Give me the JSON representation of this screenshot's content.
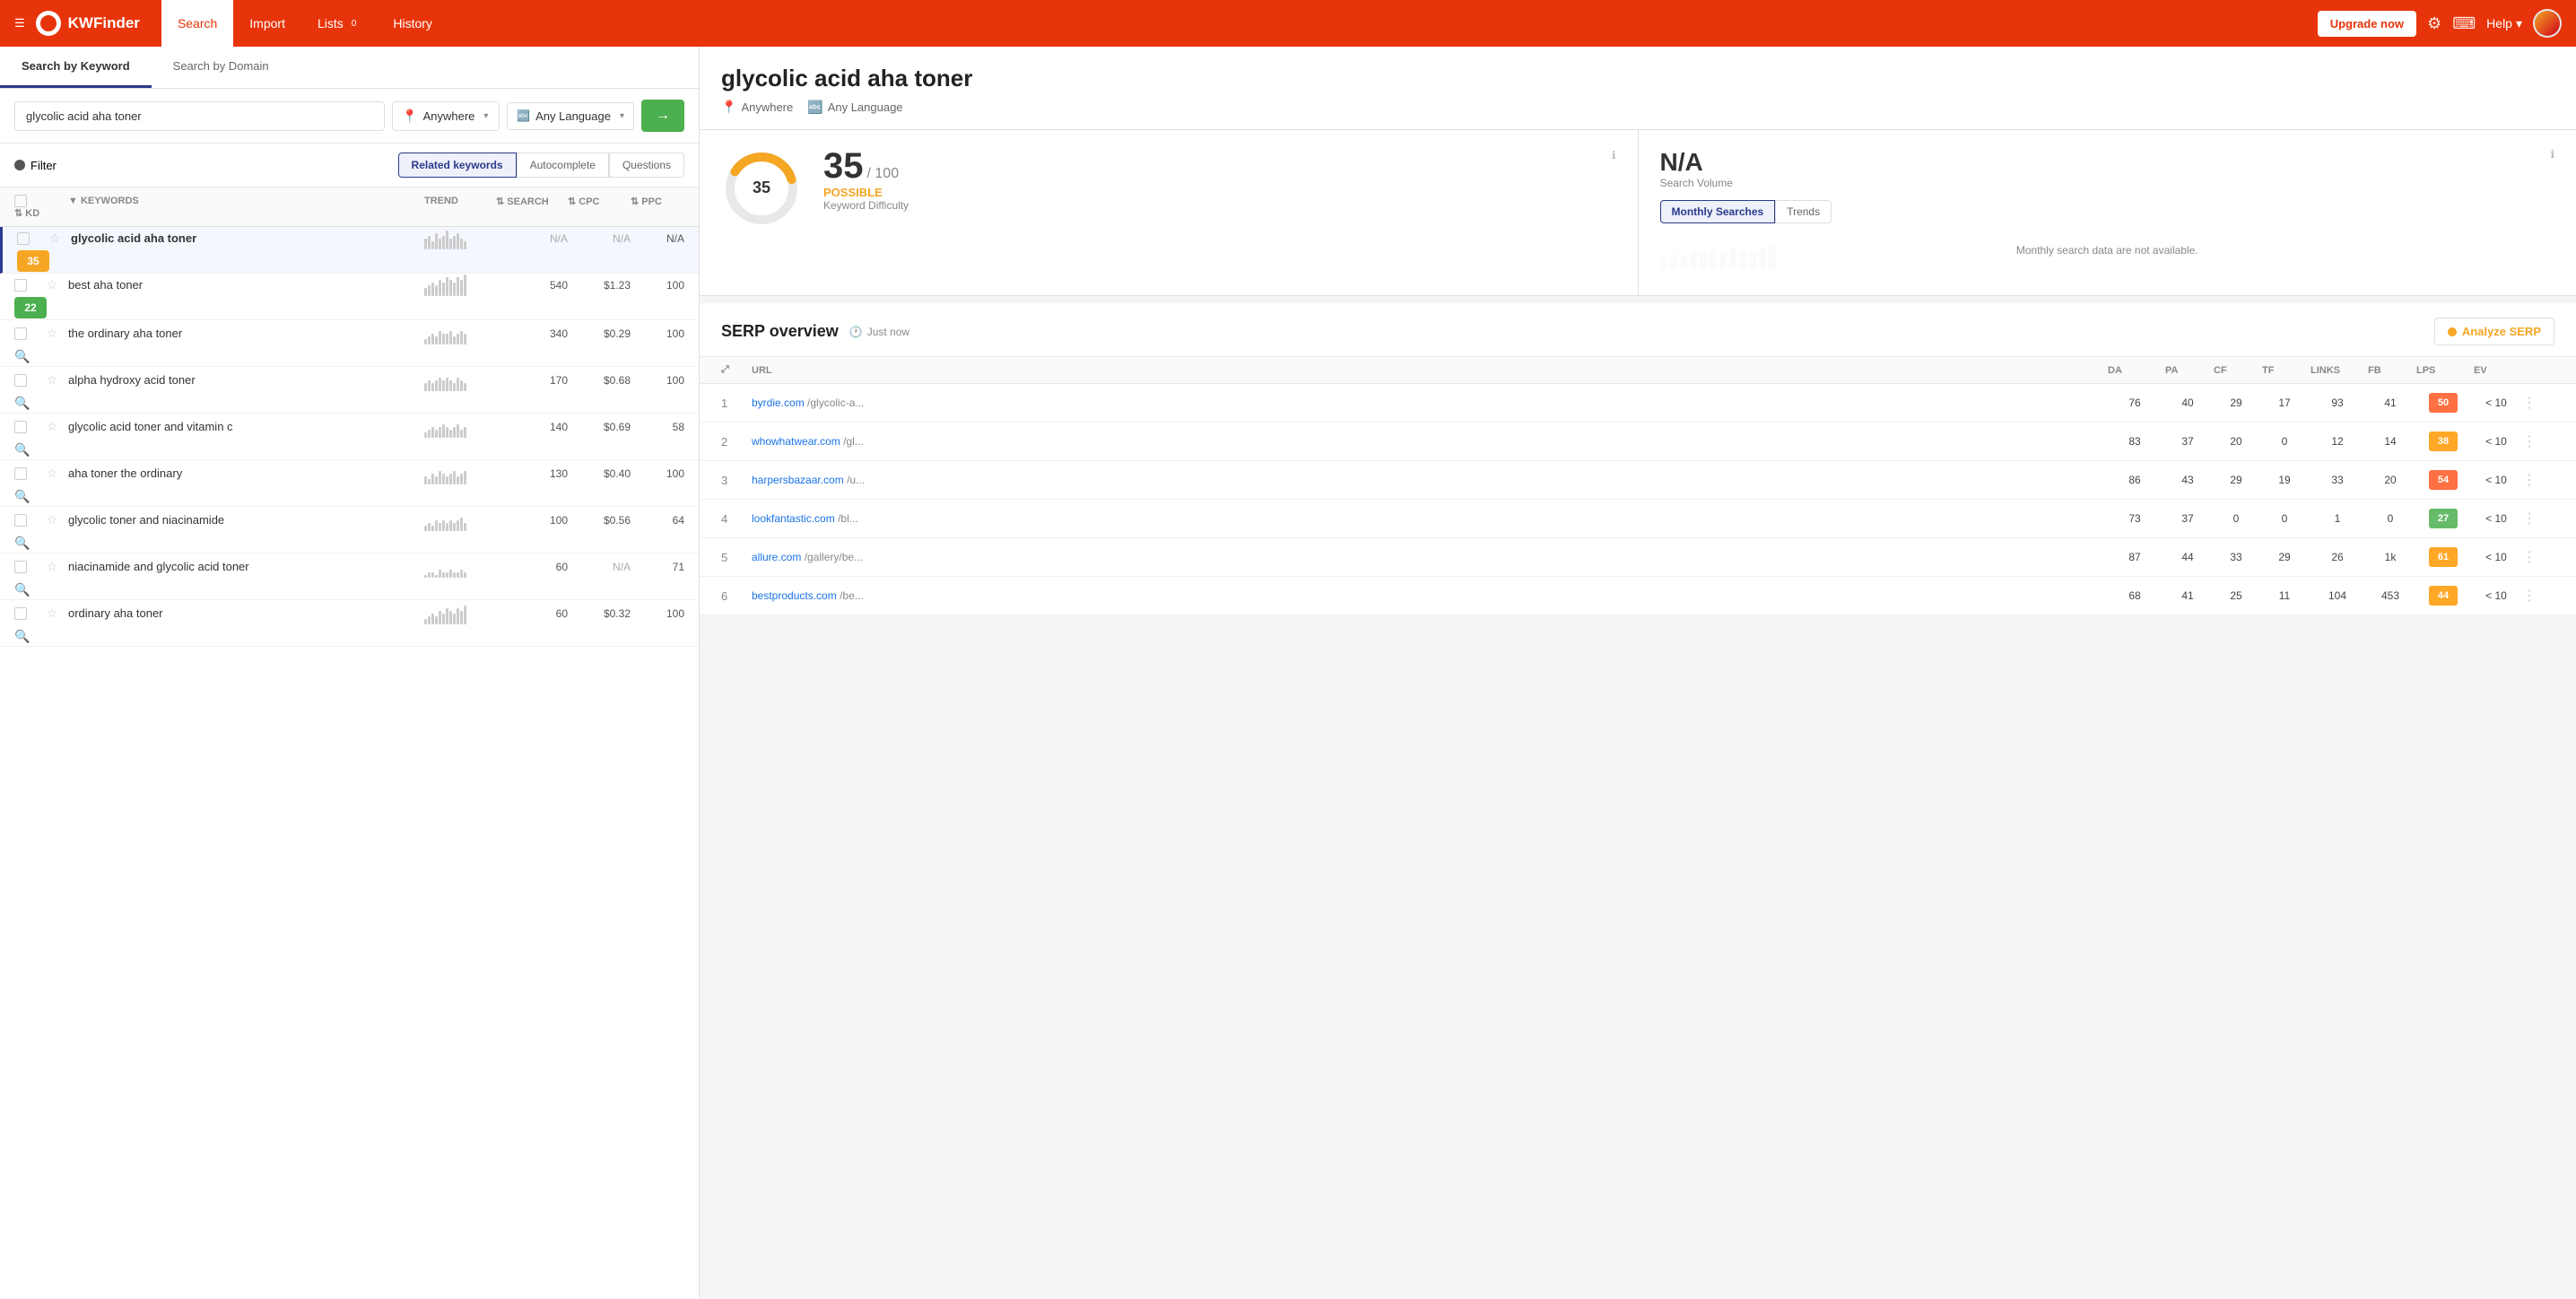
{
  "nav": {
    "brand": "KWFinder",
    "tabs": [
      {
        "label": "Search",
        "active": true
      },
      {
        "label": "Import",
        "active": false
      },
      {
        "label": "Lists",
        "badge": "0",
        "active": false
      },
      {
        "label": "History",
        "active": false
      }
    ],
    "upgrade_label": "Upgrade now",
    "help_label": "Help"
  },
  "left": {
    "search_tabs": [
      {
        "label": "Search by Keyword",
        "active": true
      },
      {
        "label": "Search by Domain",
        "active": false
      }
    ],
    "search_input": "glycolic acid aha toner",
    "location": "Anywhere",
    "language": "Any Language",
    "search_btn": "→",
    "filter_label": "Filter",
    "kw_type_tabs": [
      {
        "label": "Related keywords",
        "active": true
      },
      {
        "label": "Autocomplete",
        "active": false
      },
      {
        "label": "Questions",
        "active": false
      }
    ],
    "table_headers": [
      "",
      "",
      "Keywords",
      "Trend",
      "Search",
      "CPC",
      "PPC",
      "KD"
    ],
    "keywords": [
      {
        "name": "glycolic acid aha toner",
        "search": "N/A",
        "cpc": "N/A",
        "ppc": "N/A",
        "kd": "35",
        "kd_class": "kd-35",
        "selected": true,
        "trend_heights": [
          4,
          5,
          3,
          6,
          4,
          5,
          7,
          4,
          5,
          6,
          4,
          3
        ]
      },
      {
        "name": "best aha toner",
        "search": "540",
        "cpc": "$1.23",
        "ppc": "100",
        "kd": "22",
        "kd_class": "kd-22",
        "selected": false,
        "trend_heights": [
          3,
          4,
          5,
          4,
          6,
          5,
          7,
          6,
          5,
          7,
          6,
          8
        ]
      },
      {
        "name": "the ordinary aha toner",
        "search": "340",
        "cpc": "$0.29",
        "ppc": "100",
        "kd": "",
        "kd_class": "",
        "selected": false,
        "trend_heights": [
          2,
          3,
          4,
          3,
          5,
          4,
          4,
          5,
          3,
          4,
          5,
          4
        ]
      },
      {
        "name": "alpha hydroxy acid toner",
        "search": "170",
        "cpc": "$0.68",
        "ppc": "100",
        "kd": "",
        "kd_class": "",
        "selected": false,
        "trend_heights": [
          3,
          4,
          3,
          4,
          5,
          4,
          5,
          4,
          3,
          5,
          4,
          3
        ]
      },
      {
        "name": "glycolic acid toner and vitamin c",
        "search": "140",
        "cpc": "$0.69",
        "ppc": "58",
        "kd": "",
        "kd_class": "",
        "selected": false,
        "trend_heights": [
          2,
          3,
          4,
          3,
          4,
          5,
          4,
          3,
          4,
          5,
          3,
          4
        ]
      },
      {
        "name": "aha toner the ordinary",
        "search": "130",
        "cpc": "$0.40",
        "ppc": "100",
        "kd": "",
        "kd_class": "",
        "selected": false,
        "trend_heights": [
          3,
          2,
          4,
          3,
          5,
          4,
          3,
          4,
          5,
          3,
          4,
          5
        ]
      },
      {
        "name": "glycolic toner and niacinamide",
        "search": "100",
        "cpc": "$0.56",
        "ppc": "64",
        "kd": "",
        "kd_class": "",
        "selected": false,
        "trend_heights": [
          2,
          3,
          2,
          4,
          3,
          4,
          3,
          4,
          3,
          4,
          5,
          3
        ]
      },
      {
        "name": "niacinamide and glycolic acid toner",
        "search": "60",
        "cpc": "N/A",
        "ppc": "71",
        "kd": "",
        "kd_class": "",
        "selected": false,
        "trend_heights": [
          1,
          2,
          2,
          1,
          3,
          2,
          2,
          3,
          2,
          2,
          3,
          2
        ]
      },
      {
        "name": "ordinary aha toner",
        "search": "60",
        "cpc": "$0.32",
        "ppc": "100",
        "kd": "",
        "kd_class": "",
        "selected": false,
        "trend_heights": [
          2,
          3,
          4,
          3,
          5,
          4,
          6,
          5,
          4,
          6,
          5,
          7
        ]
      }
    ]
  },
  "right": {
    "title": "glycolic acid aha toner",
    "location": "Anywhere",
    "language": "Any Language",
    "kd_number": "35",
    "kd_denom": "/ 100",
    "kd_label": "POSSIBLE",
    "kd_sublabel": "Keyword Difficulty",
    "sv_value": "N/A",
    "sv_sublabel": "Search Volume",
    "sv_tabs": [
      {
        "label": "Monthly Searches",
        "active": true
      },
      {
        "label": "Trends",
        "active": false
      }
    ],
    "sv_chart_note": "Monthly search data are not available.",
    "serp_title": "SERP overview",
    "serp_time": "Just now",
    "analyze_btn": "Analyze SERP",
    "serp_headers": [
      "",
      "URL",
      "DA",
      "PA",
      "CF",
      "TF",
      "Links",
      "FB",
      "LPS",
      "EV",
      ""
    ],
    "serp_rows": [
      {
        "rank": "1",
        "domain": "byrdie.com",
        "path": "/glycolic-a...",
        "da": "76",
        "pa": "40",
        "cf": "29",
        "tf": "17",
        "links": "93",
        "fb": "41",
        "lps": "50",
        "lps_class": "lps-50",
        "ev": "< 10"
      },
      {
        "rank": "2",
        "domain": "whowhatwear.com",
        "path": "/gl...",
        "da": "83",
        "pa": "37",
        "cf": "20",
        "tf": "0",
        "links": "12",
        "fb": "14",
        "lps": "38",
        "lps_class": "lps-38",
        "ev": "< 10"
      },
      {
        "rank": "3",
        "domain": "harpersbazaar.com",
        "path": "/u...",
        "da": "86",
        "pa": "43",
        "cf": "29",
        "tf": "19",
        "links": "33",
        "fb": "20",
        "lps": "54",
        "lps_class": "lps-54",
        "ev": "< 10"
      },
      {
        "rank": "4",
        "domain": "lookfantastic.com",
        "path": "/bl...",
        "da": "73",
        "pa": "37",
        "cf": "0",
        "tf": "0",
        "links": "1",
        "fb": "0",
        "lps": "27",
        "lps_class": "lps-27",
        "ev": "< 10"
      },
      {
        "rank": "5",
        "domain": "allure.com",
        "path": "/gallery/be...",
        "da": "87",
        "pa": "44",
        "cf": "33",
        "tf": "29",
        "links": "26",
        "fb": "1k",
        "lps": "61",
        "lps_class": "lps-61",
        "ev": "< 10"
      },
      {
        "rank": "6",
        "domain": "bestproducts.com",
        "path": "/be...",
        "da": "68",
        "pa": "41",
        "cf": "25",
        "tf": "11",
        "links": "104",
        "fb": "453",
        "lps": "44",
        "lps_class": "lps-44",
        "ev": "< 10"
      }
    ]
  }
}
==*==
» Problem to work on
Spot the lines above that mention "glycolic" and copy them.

» Solution to this exercise
    "search_input": "glycolic acid aha toner",
        "name": "glycolic acid aha toner",
        "name": "glycolic acid toner and vitamin c",
        "name": "glycolic toner and niacinamide",
        "name": "niacinamide and glycolic acid toner",
    "title": "glycolic acid aha toner",
        "path": "/glycolic-a...",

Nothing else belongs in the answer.